___ DATA RECORDS

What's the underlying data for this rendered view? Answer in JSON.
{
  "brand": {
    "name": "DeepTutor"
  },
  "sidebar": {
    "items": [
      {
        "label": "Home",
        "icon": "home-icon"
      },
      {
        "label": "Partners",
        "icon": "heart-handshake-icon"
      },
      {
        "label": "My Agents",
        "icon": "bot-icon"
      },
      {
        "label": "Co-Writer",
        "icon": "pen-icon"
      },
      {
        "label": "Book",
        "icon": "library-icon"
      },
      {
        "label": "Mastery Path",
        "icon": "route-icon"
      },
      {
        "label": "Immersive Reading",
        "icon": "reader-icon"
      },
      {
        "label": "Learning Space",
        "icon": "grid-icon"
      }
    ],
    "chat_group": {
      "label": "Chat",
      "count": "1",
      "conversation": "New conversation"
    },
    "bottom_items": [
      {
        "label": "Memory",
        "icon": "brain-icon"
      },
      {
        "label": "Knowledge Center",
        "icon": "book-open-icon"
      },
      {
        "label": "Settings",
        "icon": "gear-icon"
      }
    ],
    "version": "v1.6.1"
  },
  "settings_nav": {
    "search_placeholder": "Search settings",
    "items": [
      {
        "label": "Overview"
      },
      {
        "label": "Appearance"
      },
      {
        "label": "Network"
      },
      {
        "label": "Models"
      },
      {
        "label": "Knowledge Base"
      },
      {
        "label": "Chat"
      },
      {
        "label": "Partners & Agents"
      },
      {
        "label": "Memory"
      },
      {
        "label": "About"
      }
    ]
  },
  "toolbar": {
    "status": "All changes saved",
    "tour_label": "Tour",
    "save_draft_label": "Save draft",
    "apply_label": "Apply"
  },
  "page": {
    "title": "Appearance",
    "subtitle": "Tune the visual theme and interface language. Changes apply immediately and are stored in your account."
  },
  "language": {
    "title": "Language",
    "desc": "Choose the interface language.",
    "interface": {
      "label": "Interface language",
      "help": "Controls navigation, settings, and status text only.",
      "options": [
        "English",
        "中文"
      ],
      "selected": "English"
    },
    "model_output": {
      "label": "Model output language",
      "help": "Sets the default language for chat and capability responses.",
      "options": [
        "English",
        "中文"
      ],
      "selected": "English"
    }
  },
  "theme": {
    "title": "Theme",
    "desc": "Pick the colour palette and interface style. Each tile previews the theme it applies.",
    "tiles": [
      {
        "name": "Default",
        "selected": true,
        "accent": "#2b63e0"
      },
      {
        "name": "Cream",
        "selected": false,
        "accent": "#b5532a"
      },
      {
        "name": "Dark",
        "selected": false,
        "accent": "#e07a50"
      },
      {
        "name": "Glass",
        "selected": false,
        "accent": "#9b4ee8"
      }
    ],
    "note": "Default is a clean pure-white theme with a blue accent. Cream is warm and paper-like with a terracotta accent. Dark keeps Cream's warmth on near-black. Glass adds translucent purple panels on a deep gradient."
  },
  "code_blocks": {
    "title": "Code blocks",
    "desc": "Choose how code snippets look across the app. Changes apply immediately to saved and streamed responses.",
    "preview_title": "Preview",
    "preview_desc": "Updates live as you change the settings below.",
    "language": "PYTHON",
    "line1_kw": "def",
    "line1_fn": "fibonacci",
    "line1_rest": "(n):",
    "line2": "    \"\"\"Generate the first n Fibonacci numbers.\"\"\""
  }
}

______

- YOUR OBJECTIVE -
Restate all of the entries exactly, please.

- YOUR SOLUTION -
What's the underlying data for this rendered view? Answer in JSON.
{
  "brand": {
    "name": "DeepTutor"
  },
  "sidebar": {
    "items": [
      {
        "label": "Home",
        "icon": "home-icon"
      },
      {
        "label": "Partners",
        "icon": "heart-handshake-icon"
      },
      {
        "label": "My Agents",
        "icon": "bot-icon"
      },
      {
        "label": "Co-Writer",
        "icon": "pen-icon"
      },
      {
        "label": "Book",
        "icon": "library-icon"
      },
      {
        "label": "Mastery Path",
        "icon": "route-icon"
      },
      {
        "label": "Immersive Reading",
        "icon": "reader-icon"
      },
      {
        "label": "Learning Space",
        "icon": "grid-icon"
      }
    ],
    "chat_group": {
      "label": "Chat",
      "count": "1",
      "conversation": "New conversation"
    },
    "bottom_items": [
      {
        "label": "Memory",
        "icon": "brain-icon"
      },
      {
        "label": "Knowledge Center",
        "icon": "book-open-icon"
      },
      {
        "label": "Settings",
        "icon": "gear-icon"
      }
    ],
    "version": "v1.6.1"
  },
  "settings_nav": {
    "search_placeholder": "Search settings",
    "items": [
      {
        "label": "Overview"
      },
      {
        "label": "Appearance"
      },
      {
        "label": "Network"
      },
      {
        "label": "Models"
      },
      {
        "label": "Knowledge Base"
      },
      {
        "label": "Chat"
      },
      {
        "label": "Partners & Agents"
      },
      {
        "label": "Memory"
      },
      {
        "label": "About"
      }
    ]
  },
  "toolbar": {
    "status": "All changes saved",
    "tour_label": "Tour",
    "save_draft_label": "Save draft",
    "apply_label": "Apply"
  },
  "page": {
    "title": "Appearance",
    "subtitle": "Tune the visual theme and interface language. Changes apply immediately and are stored in your account."
  },
  "language": {
    "title": "Language",
    "desc": "Choose the interface language.",
    "interface": {
      "label": "Interface language",
      "help": "Controls navigation, settings, and status text only.",
      "options": [
        "English",
        "中文"
      ],
      "selected": "English"
    },
    "model_output": {
      "label": "Model output language",
      "help": "Sets the default language for chat and capability responses.",
      "options": [
        "English",
        "中文"
      ],
      "selected": "English"
    }
  },
  "theme": {
    "title": "Theme",
    "desc": "Pick the colour palette and interface style. Each tile previews the theme it applies.",
    "tiles": [
      {
        "name": "Default",
        "selected": true,
        "accent": "#2b63e0"
      },
      {
        "name": "Cream",
        "selected": false,
        "accent": "#b5532a"
      },
      {
        "name": "Dark",
        "selected": false,
        "accent": "#e07a50"
      },
      {
        "name": "Glass",
        "selected": false,
        "accent": "#9b4ee8"
      }
    ],
    "note": "Default is a clean pure-white theme with a blue accent. Cream is warm and paper-like with a terracotta accent. Dark keeps Cream's warmth on near-black. Glass adds translucent purple panels on a deep gradient."
  },
  "code_blocks": {
    "title": "Code blocks",
    "desc": "Choose how code snippets look across the app. Changes apply immediately to saved and streamed responses.",
    "preview_title": "Preview",
    "preview_desc": "Updates live as you change the settings below.",
    "language": "PYTHON",
    "line1_kw": "def",
    "line1_fn": "fibonacci",
    "line1_rest": "(n):",
    "line2": "    \"\"\"Generate the first n Fibonacci numbers.\"\"\""
  }
}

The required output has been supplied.